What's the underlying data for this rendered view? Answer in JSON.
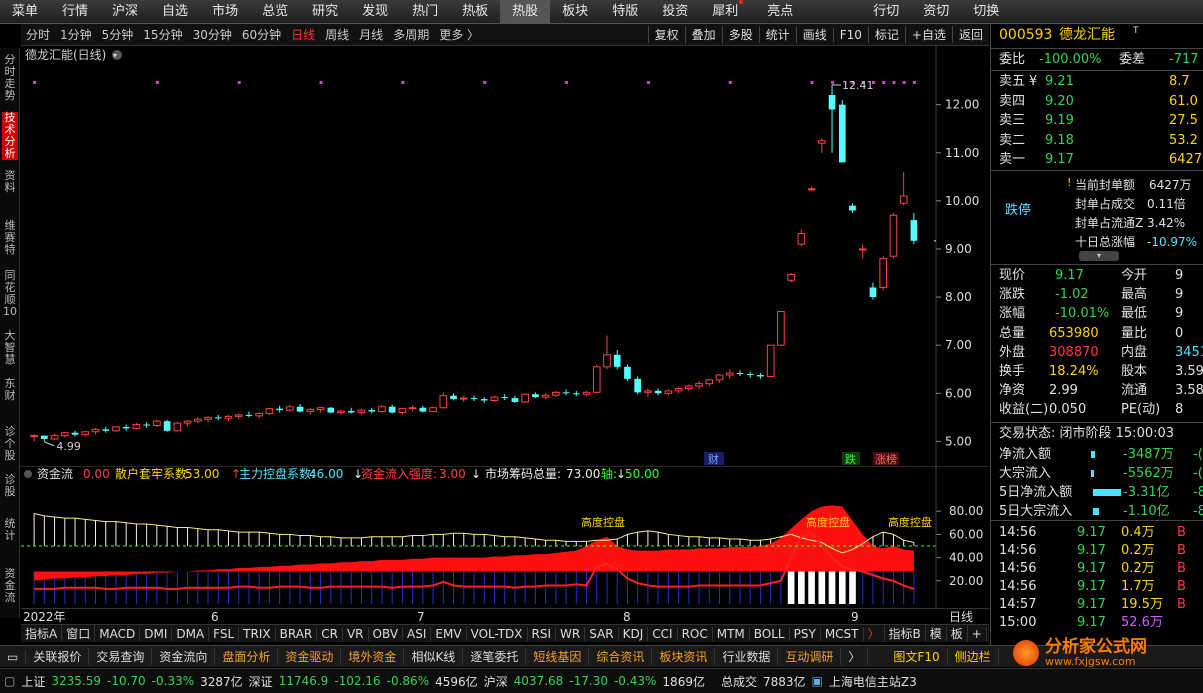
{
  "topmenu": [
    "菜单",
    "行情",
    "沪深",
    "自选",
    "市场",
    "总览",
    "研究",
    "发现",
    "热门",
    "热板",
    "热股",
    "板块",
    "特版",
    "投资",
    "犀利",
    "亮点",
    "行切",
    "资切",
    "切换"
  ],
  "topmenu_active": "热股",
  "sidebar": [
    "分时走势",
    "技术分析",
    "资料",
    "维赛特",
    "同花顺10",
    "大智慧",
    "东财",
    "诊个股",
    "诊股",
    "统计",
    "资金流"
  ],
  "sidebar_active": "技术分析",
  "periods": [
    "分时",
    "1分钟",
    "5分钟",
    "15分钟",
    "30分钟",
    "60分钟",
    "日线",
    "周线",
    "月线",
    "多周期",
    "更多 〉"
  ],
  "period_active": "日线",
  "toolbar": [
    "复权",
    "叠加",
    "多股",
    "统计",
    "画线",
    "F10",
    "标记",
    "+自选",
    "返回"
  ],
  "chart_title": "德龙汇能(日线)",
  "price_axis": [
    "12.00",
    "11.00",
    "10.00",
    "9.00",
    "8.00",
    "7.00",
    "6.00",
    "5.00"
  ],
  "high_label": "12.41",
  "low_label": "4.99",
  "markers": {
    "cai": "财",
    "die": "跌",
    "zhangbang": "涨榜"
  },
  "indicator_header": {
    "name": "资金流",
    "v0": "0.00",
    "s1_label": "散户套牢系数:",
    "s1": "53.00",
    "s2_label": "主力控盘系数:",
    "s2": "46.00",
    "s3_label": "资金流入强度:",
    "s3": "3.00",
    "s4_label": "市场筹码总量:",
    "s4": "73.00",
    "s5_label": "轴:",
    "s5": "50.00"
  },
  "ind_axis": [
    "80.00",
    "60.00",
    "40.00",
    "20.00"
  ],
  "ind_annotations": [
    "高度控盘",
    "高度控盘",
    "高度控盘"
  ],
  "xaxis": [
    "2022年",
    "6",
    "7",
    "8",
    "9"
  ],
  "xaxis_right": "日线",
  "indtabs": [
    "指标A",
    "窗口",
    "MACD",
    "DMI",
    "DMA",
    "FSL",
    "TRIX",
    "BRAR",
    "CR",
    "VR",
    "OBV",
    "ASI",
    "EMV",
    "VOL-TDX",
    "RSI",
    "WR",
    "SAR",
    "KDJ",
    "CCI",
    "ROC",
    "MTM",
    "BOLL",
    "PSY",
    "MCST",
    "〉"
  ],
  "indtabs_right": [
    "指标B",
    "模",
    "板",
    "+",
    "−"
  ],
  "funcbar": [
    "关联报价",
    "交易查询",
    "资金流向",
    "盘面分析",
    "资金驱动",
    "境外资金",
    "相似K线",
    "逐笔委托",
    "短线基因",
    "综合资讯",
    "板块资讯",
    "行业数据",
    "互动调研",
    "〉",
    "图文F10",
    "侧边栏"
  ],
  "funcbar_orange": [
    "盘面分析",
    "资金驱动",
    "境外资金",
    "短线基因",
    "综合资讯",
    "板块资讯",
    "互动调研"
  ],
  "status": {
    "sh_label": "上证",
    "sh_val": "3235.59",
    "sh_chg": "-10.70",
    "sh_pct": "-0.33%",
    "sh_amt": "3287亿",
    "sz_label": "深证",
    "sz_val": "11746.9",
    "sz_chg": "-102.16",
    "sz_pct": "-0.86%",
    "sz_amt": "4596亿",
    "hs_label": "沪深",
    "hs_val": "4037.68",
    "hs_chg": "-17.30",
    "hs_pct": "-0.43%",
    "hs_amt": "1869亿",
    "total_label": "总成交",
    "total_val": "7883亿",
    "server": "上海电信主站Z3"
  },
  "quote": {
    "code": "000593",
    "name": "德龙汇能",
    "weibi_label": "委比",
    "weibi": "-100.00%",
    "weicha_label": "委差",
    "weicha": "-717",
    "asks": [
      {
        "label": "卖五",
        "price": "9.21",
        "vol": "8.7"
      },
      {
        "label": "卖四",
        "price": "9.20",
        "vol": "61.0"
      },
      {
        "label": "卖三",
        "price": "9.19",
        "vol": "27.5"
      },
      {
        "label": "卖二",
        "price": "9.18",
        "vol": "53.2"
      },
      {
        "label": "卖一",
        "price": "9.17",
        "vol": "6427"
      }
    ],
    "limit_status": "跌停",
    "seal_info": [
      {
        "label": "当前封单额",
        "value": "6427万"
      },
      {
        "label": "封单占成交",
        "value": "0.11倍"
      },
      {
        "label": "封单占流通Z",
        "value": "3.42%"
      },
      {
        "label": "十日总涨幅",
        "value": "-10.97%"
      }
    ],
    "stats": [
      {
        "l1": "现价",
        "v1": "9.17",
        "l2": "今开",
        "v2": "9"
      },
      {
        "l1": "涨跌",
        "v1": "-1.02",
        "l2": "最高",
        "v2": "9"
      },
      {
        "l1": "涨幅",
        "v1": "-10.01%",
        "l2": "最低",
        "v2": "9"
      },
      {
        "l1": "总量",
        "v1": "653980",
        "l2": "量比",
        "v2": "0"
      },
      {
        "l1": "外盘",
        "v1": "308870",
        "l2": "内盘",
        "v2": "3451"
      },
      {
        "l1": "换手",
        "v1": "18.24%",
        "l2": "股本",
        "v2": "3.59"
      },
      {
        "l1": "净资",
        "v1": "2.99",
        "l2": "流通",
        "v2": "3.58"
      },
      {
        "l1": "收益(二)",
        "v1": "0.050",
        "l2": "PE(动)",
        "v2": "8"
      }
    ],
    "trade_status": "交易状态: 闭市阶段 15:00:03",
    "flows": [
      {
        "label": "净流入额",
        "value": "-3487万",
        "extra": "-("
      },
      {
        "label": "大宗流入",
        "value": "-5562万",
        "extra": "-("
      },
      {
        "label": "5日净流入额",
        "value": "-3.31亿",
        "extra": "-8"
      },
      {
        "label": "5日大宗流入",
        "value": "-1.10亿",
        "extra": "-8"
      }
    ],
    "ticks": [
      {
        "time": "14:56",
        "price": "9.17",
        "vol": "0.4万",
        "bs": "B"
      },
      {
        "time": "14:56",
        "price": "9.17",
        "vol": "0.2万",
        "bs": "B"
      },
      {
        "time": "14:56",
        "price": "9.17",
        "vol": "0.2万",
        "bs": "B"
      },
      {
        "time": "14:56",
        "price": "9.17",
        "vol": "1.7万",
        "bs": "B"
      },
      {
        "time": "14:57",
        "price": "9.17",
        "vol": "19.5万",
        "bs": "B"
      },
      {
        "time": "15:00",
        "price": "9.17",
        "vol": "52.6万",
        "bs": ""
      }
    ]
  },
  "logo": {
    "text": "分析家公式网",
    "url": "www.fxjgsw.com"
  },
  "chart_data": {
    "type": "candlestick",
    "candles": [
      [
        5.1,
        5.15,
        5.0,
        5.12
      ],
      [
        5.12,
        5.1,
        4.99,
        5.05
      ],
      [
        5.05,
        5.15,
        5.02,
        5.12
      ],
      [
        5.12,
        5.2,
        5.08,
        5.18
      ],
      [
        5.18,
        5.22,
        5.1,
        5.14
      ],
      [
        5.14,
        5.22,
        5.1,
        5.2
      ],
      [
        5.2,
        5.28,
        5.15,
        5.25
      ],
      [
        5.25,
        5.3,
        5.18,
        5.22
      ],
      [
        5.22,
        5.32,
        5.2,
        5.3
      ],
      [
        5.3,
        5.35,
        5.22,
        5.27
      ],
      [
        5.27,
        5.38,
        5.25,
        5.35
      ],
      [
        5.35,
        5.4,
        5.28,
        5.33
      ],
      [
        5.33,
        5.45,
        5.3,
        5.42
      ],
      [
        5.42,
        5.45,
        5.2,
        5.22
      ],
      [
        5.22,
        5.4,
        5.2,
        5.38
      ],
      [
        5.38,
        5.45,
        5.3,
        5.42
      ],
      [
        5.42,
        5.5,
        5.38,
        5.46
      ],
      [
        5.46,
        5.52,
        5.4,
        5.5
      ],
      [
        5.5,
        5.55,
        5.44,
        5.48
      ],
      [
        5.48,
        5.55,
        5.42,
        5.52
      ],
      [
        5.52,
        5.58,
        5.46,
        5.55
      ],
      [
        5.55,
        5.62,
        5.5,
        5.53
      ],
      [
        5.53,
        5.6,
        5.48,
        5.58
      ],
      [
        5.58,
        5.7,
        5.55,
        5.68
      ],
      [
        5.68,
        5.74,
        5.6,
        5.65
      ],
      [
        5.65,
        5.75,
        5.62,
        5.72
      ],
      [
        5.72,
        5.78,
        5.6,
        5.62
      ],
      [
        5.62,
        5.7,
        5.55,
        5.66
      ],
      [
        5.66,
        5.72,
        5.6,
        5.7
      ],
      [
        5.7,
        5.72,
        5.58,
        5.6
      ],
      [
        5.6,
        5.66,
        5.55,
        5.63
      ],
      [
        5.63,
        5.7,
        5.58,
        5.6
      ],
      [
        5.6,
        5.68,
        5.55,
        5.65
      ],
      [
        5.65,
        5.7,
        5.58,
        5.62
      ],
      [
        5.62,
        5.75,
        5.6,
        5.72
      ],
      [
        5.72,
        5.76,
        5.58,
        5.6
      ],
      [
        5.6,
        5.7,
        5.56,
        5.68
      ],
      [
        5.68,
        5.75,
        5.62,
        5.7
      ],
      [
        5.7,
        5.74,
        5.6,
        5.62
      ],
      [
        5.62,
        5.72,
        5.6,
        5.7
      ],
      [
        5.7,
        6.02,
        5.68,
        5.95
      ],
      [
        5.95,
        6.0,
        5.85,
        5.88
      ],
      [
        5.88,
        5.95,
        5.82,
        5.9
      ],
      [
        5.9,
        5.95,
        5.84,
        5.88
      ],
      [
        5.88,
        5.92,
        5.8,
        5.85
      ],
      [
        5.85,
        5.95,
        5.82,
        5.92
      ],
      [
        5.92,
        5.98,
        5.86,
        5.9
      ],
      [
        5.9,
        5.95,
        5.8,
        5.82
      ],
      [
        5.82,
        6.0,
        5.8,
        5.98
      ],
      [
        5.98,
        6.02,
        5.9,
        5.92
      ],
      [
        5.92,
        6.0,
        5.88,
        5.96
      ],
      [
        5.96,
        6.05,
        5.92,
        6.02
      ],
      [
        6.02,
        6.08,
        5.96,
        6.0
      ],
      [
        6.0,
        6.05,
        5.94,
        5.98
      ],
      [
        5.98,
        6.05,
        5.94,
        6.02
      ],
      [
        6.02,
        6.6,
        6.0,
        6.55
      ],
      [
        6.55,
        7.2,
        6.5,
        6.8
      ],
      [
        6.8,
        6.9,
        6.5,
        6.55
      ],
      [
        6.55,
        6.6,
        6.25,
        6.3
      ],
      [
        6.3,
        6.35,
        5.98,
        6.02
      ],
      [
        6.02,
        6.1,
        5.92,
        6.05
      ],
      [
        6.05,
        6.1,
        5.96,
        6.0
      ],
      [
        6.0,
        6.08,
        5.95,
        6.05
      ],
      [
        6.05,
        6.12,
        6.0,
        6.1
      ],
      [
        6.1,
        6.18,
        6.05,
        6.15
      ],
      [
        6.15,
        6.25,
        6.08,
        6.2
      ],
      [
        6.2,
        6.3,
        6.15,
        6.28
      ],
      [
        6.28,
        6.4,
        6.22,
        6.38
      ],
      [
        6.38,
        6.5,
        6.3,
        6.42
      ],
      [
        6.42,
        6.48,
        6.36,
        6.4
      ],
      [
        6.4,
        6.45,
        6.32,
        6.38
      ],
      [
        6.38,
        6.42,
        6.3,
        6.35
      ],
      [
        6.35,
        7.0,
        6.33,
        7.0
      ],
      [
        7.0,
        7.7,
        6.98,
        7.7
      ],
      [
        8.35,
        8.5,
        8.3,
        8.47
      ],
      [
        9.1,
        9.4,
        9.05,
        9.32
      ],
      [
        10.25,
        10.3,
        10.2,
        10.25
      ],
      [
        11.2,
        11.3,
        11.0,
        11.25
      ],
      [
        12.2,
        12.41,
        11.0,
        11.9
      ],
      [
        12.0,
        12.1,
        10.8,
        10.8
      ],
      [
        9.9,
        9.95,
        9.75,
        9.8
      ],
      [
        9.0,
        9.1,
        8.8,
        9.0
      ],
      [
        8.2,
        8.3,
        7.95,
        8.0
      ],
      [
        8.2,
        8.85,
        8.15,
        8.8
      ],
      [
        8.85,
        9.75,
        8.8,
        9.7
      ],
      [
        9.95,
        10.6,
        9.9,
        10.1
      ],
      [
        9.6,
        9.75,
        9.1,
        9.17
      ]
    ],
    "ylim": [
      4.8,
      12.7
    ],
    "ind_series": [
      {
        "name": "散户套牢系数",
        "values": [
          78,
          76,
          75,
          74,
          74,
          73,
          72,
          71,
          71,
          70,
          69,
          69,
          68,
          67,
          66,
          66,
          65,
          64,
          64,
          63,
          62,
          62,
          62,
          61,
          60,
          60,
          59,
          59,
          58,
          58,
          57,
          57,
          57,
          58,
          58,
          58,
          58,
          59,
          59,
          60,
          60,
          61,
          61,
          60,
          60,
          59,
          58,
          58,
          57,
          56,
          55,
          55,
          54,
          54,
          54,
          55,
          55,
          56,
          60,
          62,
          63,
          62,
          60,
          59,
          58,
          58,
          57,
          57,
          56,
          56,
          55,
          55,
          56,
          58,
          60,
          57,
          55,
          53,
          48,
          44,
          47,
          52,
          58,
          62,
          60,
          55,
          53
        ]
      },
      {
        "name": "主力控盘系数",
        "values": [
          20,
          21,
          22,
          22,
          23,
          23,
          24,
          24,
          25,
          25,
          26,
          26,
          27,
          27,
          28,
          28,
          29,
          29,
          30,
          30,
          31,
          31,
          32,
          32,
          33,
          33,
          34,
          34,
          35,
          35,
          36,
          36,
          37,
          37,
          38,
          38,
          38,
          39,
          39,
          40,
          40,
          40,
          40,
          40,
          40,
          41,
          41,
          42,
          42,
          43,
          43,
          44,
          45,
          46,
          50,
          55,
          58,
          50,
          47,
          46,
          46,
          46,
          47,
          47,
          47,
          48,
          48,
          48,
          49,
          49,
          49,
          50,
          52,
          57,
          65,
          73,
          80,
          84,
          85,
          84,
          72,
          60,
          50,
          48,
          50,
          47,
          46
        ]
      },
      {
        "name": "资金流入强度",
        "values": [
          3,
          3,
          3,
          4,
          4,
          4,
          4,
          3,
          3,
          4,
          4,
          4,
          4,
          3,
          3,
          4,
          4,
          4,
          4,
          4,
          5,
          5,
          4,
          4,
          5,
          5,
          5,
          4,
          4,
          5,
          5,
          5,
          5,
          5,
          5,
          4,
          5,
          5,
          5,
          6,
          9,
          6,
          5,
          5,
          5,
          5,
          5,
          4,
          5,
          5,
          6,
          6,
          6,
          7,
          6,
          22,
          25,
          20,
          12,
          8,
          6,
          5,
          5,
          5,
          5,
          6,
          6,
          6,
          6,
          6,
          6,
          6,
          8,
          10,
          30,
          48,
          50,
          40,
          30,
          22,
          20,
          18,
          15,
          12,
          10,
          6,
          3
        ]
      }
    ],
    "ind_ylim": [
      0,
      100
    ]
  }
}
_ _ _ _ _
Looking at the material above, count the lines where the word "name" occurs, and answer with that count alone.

**Solution to this task:** 5